* [What you will do]: Copy all lines below that use the word "tongue".

Source records:
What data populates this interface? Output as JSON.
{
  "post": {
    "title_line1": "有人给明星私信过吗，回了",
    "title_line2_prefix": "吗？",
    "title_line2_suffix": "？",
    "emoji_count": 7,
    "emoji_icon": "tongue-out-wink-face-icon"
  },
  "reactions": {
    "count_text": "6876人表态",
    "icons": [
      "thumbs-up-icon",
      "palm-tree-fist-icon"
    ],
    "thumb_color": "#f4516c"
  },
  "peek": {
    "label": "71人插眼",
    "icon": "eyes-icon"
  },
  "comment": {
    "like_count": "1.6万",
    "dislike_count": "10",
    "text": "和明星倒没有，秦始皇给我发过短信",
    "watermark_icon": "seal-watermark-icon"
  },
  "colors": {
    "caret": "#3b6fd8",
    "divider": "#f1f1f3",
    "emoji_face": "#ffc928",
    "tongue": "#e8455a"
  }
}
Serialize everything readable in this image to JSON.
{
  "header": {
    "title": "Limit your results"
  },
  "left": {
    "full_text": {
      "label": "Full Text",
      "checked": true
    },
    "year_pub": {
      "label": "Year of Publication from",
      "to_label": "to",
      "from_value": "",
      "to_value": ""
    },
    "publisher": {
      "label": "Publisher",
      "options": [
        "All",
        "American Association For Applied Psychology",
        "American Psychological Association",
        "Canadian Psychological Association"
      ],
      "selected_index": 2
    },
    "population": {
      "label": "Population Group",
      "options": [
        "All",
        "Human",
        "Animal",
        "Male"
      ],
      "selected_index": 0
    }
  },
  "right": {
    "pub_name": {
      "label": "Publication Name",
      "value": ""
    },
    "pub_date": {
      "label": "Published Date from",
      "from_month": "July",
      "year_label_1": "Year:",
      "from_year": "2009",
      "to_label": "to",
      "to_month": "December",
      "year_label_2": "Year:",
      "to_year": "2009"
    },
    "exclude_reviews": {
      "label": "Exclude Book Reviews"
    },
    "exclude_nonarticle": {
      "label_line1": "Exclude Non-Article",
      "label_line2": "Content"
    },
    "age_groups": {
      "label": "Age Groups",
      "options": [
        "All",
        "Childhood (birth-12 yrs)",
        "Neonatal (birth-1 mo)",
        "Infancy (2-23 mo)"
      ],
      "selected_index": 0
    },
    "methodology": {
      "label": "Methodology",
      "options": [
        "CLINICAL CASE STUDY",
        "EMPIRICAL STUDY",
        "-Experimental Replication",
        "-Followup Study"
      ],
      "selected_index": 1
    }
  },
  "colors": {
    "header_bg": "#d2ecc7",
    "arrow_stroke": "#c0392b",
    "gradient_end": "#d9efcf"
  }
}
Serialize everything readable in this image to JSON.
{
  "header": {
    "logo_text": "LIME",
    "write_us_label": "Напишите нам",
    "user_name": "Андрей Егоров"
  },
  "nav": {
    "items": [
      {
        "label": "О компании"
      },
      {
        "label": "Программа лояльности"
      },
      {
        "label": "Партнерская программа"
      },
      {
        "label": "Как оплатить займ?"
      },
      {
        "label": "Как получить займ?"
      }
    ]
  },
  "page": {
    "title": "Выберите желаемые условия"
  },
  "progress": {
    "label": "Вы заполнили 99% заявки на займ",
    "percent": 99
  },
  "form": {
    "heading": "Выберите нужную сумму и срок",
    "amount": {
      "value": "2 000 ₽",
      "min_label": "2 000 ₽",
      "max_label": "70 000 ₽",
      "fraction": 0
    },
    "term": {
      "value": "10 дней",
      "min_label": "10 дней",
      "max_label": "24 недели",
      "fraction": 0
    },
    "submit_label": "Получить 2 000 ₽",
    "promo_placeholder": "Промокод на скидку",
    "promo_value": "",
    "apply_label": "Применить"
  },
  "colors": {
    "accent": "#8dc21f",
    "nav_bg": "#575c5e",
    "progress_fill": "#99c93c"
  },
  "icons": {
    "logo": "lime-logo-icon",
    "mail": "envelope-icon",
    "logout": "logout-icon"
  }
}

* [Finished exercise]:
    "emoji_icon": "tongue-out-wink-face-icon"
    "tongue": "#e8455a"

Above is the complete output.